10 March, 2017


If you enjoy classic racing, then this car could be a great start for you in the healthy South Island classic racing scene. Southland racer John Abbott has a passion for collecting some exciting cars, and his collection includes some notable rarities.

Currently sitting in a corner of his shed, and now offered for sale to free up some garage space is a very rare example of Ford’s mighty twin-cam Mk1 Escort racer.

“Just a handful of genuine factory Escort twin-cams came with rectangular headlights, and this 1968 version was one of four cars bought into New Zealand by Ford,” John said.

Originally intended for Australian racer John Warden, the car was destined for Aussie tracks until Warden’s untimely death, and it was then offered to New Zealand driver Jack Nazer. 

At the time Nazer was well known for his exploits in a quick Ford Anglia, and the Ford Escort was a welcome addition to the racing scene.

“It was originally powered by the Lotus twin-cam engine. In 1969 it possibly raced fitted with a Cosworth FVA, and then, under ‘Cossack’ sponsors colours, a Cosworth FVC engine was fitted,” he said.

Jack Nazar premiered this twin-cam Escort with Dave Simpson’s similar twin-cam at Bay Park on October 5, 1968.

John has owned and raced the car for the past 20 years, and it was now fitted with a Dennis Lyon–built two-litre engine, dry-sumped, and with 48DCOE Webbers, although that engine bay has experienced a variety of engines.

“Jack had it from about 1969–’70, he then sold it to Malcolm Coffey who crashed it in his one and only race at Levin. It then went to Danny Lupp, and I think he had a BDA in it before it was sold to Kevin Ryan, who raced it with a pushrod 1600 Ford motor.”

John then purchased it from a Pete Blomfield and today the car is still in its original shell and relatively rust-free.

“It would be great to see someone put it back to its original specification as it’s got a lot of history. I regularly managed one minute and 12 seconds at Teretonga, and it was always a very reliable car. It will be sad to see it go,” John said.

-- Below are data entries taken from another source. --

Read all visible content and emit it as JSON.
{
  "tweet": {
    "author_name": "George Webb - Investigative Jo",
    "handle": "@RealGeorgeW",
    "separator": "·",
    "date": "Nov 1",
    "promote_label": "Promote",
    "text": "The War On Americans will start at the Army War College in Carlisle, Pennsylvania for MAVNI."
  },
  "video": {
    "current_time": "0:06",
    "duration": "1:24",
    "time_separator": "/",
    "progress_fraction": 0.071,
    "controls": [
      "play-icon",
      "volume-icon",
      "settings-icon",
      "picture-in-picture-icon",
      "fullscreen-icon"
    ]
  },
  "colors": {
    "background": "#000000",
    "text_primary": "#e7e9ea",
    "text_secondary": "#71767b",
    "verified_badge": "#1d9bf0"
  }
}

Travelling companion

It’s easy to see why the Morris Minor Traveller was one of the best-loved variants of the Morris Minor. Introduced in 1953, it was equipped with the same independent torsion bar front suspension, drum brakes, and rack and pinion steering as its saloon sibling but, with their foldable rear seat increasing versatility, many Travellers were used as trade vehicles, says Derek Goddard. Derek and Gail Goddard, the owners of this superbly restored example, have run Morris Minors since before they were married in 1974.
“Our honeymoon vehicle was a blue Morris Minor van — it was a rust bucket,” says Derek.

Super Leicht Gullwing

It’s fair to say that nothing much in the classic Mercedes world gets past Mercedes-Benz Club stalwart Garry Boyce so it wasn’t surprising to learn that around 15 years ago he had sniffed out an extremely rare 300SL lightweight Gullwing as well as a 1958 300SL Roadster hiding away in the Waikato. The cars were not for sale but Garry eventually managed to persuade the owner to allow him and his restoration team to take a look at the Roadster. They discovered a very distressed but largely unmolested car. The car was so original that the body had never been off the chassis, meaning most of the parts and fittings were still present and correct, as they had been fitted by the factory.